(If Piel isn’t remembered today, it’s probably on account of his fervent Nazism, as well as the glorious irony that a bunch of his films were destroyed in an Allied bombing raid, a loss for film history but a win for poetic justice.)

Director Komarov and his co-writer have prepared various plot wrinkles to trip Goga: fame may come from surprising directions, and then may not be as desirable as the swooning fans imagine. The image of a long queue of patrons buying tickets to peep through a keyhole at a celebrity eating his lunch tells us that the modern mania for observing famous people at play was nothing new in 1927.

As with Chess Fever, Komarov (who cameos in that film) combines the full-figure framing and plain filming techniques suited to slapstick comedy (especially with actors who move as well as Ilyinsky and co-star Anel Sudakevich) with more montage filmmaking of the kind Russian silent cinema is still best-known for: when a whole throng of rabid fans are knocked cold in a stairwell, Komarov serves up a quick flutter of expressive angles, showing lots of prone bodies splayed all down the steps, the kind of cinematic brio Chaplin, Lloyd or Keaton simply wouldn’t have had time for.

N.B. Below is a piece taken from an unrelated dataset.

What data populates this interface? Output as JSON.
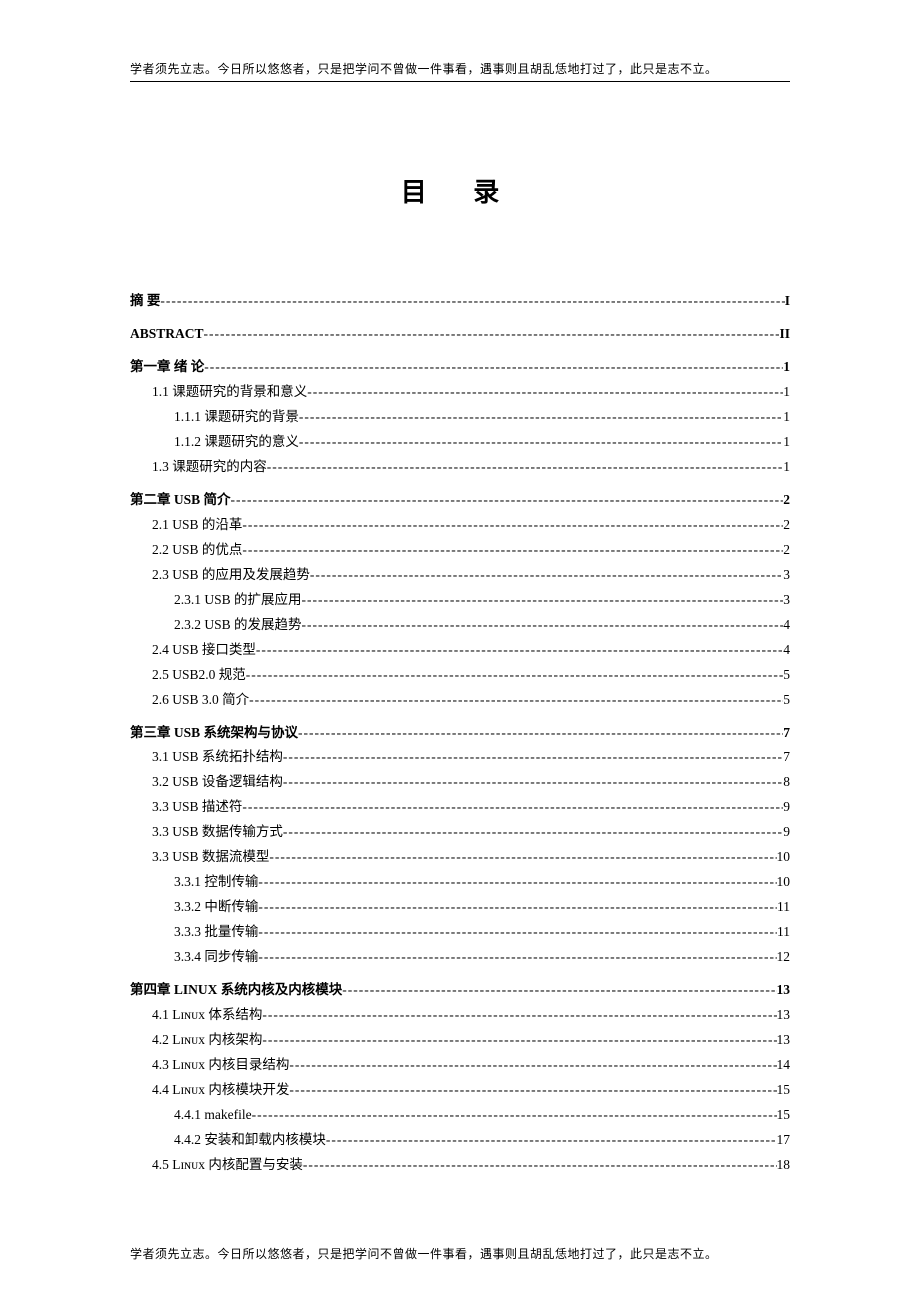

To the Russians, celebrating the moment with a zigzag set of alternating diagonal compositions was as natural as breathing.

It’s kind of a shame that all the movie-making smarts and comedy skill have been overshadowed by the gimmick of the film’s two celebrity guest megastars, but at least the trick is well integrated into the story, and it’s fun to see the Hollywood movie legends playing themselves. Doug climbs trees and leaps fences with the grace that was his watchword, and shows of his deeply burnished tan, normally whitened by makeup and lights; Mary is unassuming and likable and becomes more so when she’s the first person in the film to show any kindness to Goga, the poor goof.

The Sunday Intertitle: Garry Pill

Posted in FILM with tags , , on March 21, 2021 by dcairns

Happy to have solved a minor mystery for HippFest: perusing the charming A KISS FOR MARY PICKFORD, which I’ve written about for the fest (buy a ticket to read my programme notes and see the movies), I came across the above puzzling intertitular utterance.

The film’s Jerry Lewis-like dope hero has inadvertently performed an impressive stunt at the Russian movie studio he’s crashed. So I figured this was supposed to read “Harry Piel,” after the German Jackie Chan, who was a popular writer-director-producer-star and stuntman, as well as an enthusiastic Nazi later on.

The corrected subtitles will be used today for the first time when the film screens at 14;30hrs.